─── Information supplied ───
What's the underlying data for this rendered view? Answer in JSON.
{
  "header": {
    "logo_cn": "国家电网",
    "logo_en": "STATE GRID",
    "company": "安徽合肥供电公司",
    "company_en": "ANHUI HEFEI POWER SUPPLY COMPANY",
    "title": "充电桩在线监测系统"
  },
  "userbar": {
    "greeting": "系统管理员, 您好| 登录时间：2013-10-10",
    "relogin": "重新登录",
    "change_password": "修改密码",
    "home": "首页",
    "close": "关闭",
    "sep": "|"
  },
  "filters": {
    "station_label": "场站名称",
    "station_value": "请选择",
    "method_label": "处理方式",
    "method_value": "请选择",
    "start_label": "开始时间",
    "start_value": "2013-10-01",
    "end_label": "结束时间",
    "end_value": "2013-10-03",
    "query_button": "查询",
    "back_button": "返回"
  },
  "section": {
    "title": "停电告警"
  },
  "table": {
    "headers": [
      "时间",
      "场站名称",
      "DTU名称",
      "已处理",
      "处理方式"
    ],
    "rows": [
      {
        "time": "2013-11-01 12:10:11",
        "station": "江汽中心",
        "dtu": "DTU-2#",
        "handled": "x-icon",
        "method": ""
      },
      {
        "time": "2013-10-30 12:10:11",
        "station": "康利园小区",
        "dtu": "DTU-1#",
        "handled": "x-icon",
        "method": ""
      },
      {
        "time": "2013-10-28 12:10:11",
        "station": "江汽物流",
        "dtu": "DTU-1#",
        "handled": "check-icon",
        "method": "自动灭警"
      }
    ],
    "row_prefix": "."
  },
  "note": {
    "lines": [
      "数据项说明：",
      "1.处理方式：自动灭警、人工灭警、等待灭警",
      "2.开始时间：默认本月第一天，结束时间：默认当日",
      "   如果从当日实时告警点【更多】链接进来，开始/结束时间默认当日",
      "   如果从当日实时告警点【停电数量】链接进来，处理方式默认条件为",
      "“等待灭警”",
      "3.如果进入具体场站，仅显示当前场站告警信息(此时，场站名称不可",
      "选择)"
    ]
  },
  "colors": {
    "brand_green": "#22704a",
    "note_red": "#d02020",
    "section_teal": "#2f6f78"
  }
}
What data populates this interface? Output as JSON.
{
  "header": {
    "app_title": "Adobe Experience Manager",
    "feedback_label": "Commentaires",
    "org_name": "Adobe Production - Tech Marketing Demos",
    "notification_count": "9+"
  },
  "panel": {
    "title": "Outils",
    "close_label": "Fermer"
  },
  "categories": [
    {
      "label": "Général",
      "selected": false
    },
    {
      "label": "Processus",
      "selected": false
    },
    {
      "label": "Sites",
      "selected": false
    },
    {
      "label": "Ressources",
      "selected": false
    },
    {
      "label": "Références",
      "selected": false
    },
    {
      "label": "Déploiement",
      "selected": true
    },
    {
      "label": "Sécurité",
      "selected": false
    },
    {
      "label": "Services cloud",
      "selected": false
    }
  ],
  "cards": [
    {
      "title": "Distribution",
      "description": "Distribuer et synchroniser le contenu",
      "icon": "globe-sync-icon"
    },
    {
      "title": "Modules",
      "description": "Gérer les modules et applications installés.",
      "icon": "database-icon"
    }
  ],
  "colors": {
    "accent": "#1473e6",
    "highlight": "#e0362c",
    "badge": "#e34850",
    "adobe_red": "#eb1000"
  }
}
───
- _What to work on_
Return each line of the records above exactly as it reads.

- _Result_
What's the underlying data for this rendered view? Answer in JSON.
{
  "header": {
    "logo_cn": "国家电网",
    "logo_en": "STATE GRID",
    "company": "安徽合肥供电公司",
    "company_en": "ANHUI HEFEI POWER SUPPLY COMPANY",
    "title": "充电桩在线监测系统"
  },
  "userbar": {
    "greeting": "系统管理员, 您好| 登录时间：2013-10-10",
    "relogin": "重新登录",
    "change_password": "修改密码",
    "home": "首页",
    "close": "关闭",
    "sep": "|"
  },
  "filters": {
    "station_label": "场站名称",
    "station_value": "请选择",
    "method_label": "处理方式",
    "method_value": "请选择",
    "start_label": "开始时间",
    "start_value": "2013-10-01",
    "end_label": "结束时间",
    "end_value": "2013-10-03",
    "query_button": "查询",
    "back_button": "返回"
  },
  "section": {
    "title": "停电告警"
  },
  "table": {
    "headers": [
      "时间",
      "场站名称",
      "DTU名称",
      "已处理",
      "处理方式"
    ],
    "rows": [
      {
        "time": "2013-11-01 12:10:11",
        "station": "江汽中心",
        "dtu": "DTU-2#",
        "handled": "x-icon",
        "method": ""
      },
      {
        "time": "2013-10-30 12:10:11",
        "station": "康利园小区",
        "dtu": "DTU-1#",
        "handled": "x-icon",
        "method": ""
      },
      {
        "time": "2013-10-28 12:10:11",
        "station": "江汽物流",
        "dtu": "DTU-1#",
        "handled": "check-icon",
        "method": "自动灭警"
      }
    ],
    "row_prefix": "."
  },
  "note": {
    "lines": [
      "数据项说明：",
      "1.处理方式：自动灭警、人工灭警、等待灭警",
      "2.开始时间：默认本月第一天，结束时间：默认当日",
      "   如果从当日实时告警点【更多】链接进来，开始/结束时间默认当日",
      "   如果从当日实时告警点【停电数量】链接进来，处理方式默认条件为",
      "“等待灭警”",
      "3.如果进入具体场站，仅显示当前场站告警信息(此时，场站名称不可",
      "选择)"
    ]
  },
  "colors": {
    "brand_green": "#22704a",
    "note_red": "#d02020",
    "section_teal": "#2f6f78"
  }
}
What data populates this interface? Output as JSON.
{
  "header": {
    "app_title": "Adobe Experience Manager",
    "feedback_label": "Commentaires",
    "org_name": "Adobe Production - Tech Marketing Demos",
    "notification_count": "9+"
  },
  "panel": {
    "title": "Outils",
    "close_label": "Fermer"
  },
  "categories": [
    {
      "label": "Général",
      "selected": false
    },
    {
      "label": "Processus",
      "selected": false
    },
    {
      "label": "Sites",
      "selected": false
    },
    {
      "label": "Ressources",
      "selected": false
    },
    {
      "label": "Références",
      "selected": false
    },
    {
      "label": "Déploiement",
      "selected": true
    },
    {
      "label": "Sécurité",
      "selected": false
    },
    {
      "label": "Services cloud",
      "selected": false
    }
  ],
  "cards": [
    {
      "title": "Distribution",
      "description": "Distribuer et synchroniser le contenu",
      "icon": "globe-sync-icon"
    },
    {
      "title": "Modules",
      "description": "Gérer les modules et applications installés.",
      "icon": "database-icon"
    }
  ],
  "colors": {
    "accent": "#1473e6",
    "highlight": "#e0362c",
    "badge": "#e34850",
    "adobe_red": "#eb1000"
  }
}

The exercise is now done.